- Rajan wants a weaker currency without admitting it: Kowalczyk
- Credit Agricole says RBI to boost exports with depreciation
The top forecaster for India’s rupee says central bank Governor Raghuram Rajan will allow the currency to slide to a record low this year to help arrest a slump in exports.
The rupee will drop 5 percent to an unprecedented 70 by the year-end, according to Credit Agricole CIB, which had the most accurate estimates in Bloomberg’s surveys over the past 12 months. Cinkciarz.pl and BMO Capital Markets, ranked second and third, see a decline to 68 by the end of December. The currency has weakened 0.5 percent to 66.5050 in 2016 after depreciating 32 percent in the last five years.
“Governor Rajan is treating the value of the rupee with benign neglect as long as it doesn’t fall out of bed, which it isn’t,” said Dariusz Kowalczyk, a Hong Kong-based senior emerging-market strategist at Credit Agricole. “Simply put, I believe that Rajan wants a weaker currency without admitting so, because he prefers to stimulate growth via boosting exports through rupee depreciation than via boosting domestic demand through lowering interest rates.”
‘Beggar My Neighbor’
Rajan, who last month argued against the “beggar my neighbor” strategy of competitive devaluations, may accept further weakness against the dollar as the central bank’s gauges show the rupee strengthening against currencies of main trade partners. That’s eroding the competitiveness of India’s exports that have contracted for 15 straight months. At the same time a rebound in global oil prices threatens to spur inflation and limit the Reserve Bank of India’s scope to spur growth by cutting rates further.
While the rupee is Asia’s worst performer versus the greenback this year, it was 21 percent overvalued against the exchange rates of India’s six largest trade partners at the end of March, according to an RBI-compiled trade-weighted index.

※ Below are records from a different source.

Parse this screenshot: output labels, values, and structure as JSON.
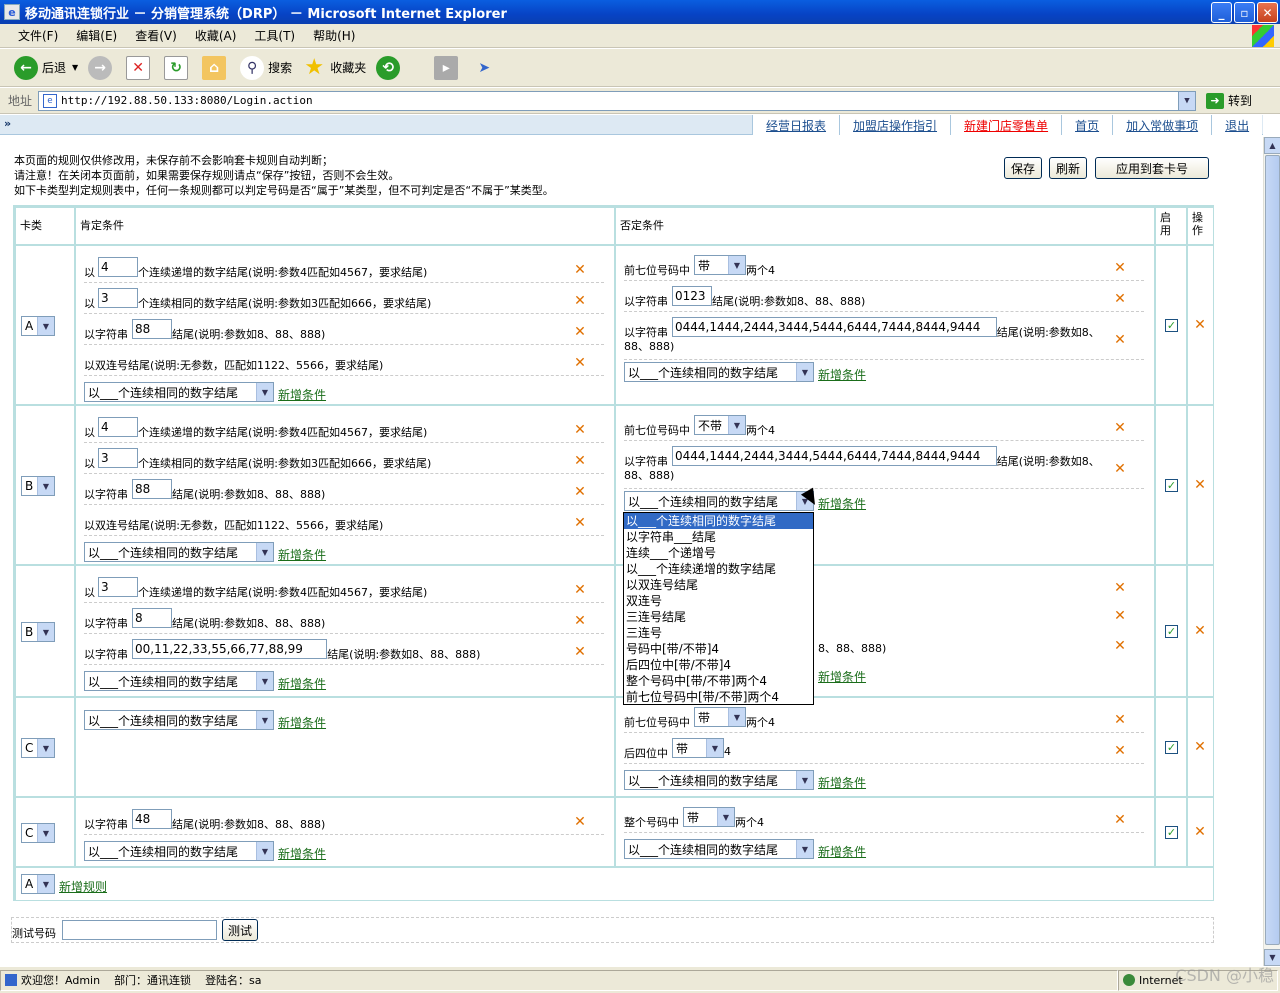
{
  "window": {
    "title": "移动通讯连锁行业 － 分销管理系统（DRP） － Microsoft Internet Explorer"
  },
  "menu": [
    "文件(F)",
    "编辑(E)",
    "查看(V)",
    "收藏(A)",
    "工具(T)",
    "帮助(H)"
  ],
  "toolbar": {
    "back": "后退",
    "search": "搜索",
    "favorites": "收藏夹"
  },
  "address": {
    "label": "地址",
    "url": "http://192.88.50.133:8080/Login.action",
    "go": "转到"
  },
  "nav": [
    "经营日报表",
    "加盟店操作指引",
    "新建门店零售单",
    "首页",
    "加入常做事项",
    "退出"
  ],
  "notice": [
    "本页面的规则仅供修改用，未保存前不会影响套卡规则自动判断；",
    "请注意！在关闭本页面前，如果需要保存规则请点“保存”按钮，否则不会生效。",
    "如下卡类型判定规则表中，任何一条规则都可以判定号码是否“属于”某类型，但不可判定是否“不属于”某类型。"
  ],
  "buttons": {
    "save": "保存",
    "refresh": "刷新",
    "apply": "应用到套卡号"
  },
  "headers": {
    "type": "卡类",
    "positive": "肯定条件",
    "negative": "否定条件",
    "enable": "启用",
    "op": "操作"
  },
  "cond_select": "以___个连续相同的数字结尾",
  "add_condition": "新增条件",
  "add_rule": "新增规则",
  "new_rule_type": "A",
  "rules": [
    {
      "type": "A",
      "pos": [
        {
          "pre": "以",
          "input": "4",
          "post": "个连续递增的数字结尾(说明:参数4匹配如4567，要求结尾)"
        },
        {
          "pre": "以",
          "input": "3",
          "post": "个连续相同的数字结尾(说明:参数如3匹配如666，要求结尾)"
        },
        {
          "pre": "以字符串",
          "input": "88",
          "post": "结尾(说明:参数如8、88、888)"
        },
        {
          "pre": "以双连号结尾(说明:无参数，匹配如1122、5566，要求结尾)"
        }
      ],
      "neg": [
        {
          "pre": "前七位号码中",
          "select": "带",
          "post": "两个4"
        },
        {
          "pre": "以字符串",
          "input": "0123",
          "post": "结尾(说明:参数如8、88、888)"
        },
        {
          "pre": "以字符串",
          "input": "0444,1444,2444,3444,5444,6444,7444,8444,9444",
          "post": "结尾(说明:参数如8、",
          "post2": "88、888)"
        }
      ]
    },
    {
      "type": "B",
      "pos": [
        {
          "pre": "以",
          "input": "4",
          "post": "个连续递增的数字结尾(说明:参数4匹配如4567，要求结尾)"
        },
        {
          "pre": "以",
          "input": "3",
          "post": "个连续相同的数字结尾(说明:参数如3匹配如666，要求结尾)"
        },
        {
          "pre": "以字符串",
          "input": "88",
          "post": "结尾(说明:参数如8、88、888)"
        },
        {
          "pre": "以双连号结尾(说明:无参数，匹配如1122、5566，要求结尾)"
        }
      ],
      "neg": [
        {
          "pre": "前七位号码中",
          "select": "不带",
          "post": "两个4"
        },
        {
          "pre": "以字符串",
          "input": "0444,1444,2444,3444,5444,6444,7444,8444,9444",
          "post": "结尾(说明:参数如8、",
          "post2": "88、888)"
        }
      ]
    },
    {
      "type": "B",
      "pos": [
        {
          "pre": "以",
          "input": "3",
          "post": "个连续递增的数字结尾(说明:参数4匹配如4567，要求结尾)"
        },
        {
          "pre": "以字符串",
          "input": "8",
          "post": "结尾(说明:参数如8、88、888)"
        },
        {
          "pre": "以字符串",
          "input": "00,11,22,33,55,66,77,88,99",
          "post": "结尾(说明:参数如8、88、888)"
        }
      ],
      "neg_partial": "8、88、888)"
    },
    {
      "type": "C",
      "pos": [],
      "neg": [
        {
          "pre": "前七位号码中",
          "select": "带",
          "post": "两个4"
        },
        {
          "pre": "后四位中",
          "select": "带",
          "post": "4"
        }
      ]
    },
    {
      "type": "C",
      "pos": [
        {
          "pre": "以字符串",
          "input": "48",
          "post": "结尾(说明:参数如8、88、888)"
        }
      ],
      "neg": [
        {
          "pre": "整个号码中",
          "select": "带",
          "post": "两个4"
        }
      ]
    }
  ],
  "dropdown_options": [
    "以___个连续相同的数字结尾",
    "以字符串___结尾",
    "连续___个递增号",
    "以___个连续递增的数字结尾",
    "以双连号结尾",
    "双连号",
    "三连号结尾",
    "三连号",
    "号码中[带/不带]4",
    "后四位中[带/不带]4",
    "整个号码中[带/不带]两个4",
    "前七位号码中[带/不带]两个4"
  ],
  "test": {
    "label": "测试号码",
    "button": "测试"
  },
  "status": {
    "welcome": "欢迎您！Admin",
    "dept": "部门：通讯连锁",
    "login": "登陆名：sa",
    "zone": "Internet"
  },
  "watermark": "CSDN @小稳"
}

“The RBI is very mindful of the relative value of the rupee due to export competitiveness concerns,” Kowalczyk said. “Poor export performance has been a menace to India’s economy, and the RBI will definitely tolerate rupee depreciation to help exporters as long as the depreciation is orderly.”
The median estimate in a Bloomberg survey of 35 strategists is for the Indian currency to weaken to 68 a dollar by Dec. 31.
Cinkciarz.pl predicts the rupee will strengthen to 65 through September as India’s current-account deficit remains in check, before weakening to match the consensus estimate by the end of the fourth quarter. The currency jumped 3.3 percent in March, the most since September 2013, as lower inflation and the government’s pledge to maintain fiscal discipline attracted $4.1 billion of inflows to local stocks.
“Some later weakness is caused by the expected strength of the dollar at the end of the year,” said Marcin Lipka, a Warsaw-based analyst with Cinkciarz.pl. “It is not a result of any weaknesses of the Indian economy or a loose monetary policy.”
While the shortfall in the broadest measure of trade narrowed to $7.1 billion in the three months through December, from $8.7 billion in the previous quarter, it was more than double the $3 billion median estimate in a Bloomberg survey of 15 economists. The gap was 1.3 percent of gross domestic product. Cinkciarz.pl expects it to narrow to 1 percent in coming quarters.
The current-account deficit is largely funded by portfolio inflows, which could reverse when the Federal Reserve raises interest rates, according to Credit Agricole. The bank expects rising oil prices to increase India’s import costs and widen its trade deficit, weakening the rupee. Global funds have reduced their holdings of Indian bonds by 45 billion rupees ($678 million) this year as Rajan’s monetary easing diminished their appeal.
The rupee “is particularly vulnerable to Fed rate hikes, of which we see two this year, and resulting appreciation of the dollar,” Kowalczyk said. “Its recent rally against the dollar seems to have run its course, leaving the currency vulnerable to a correction.”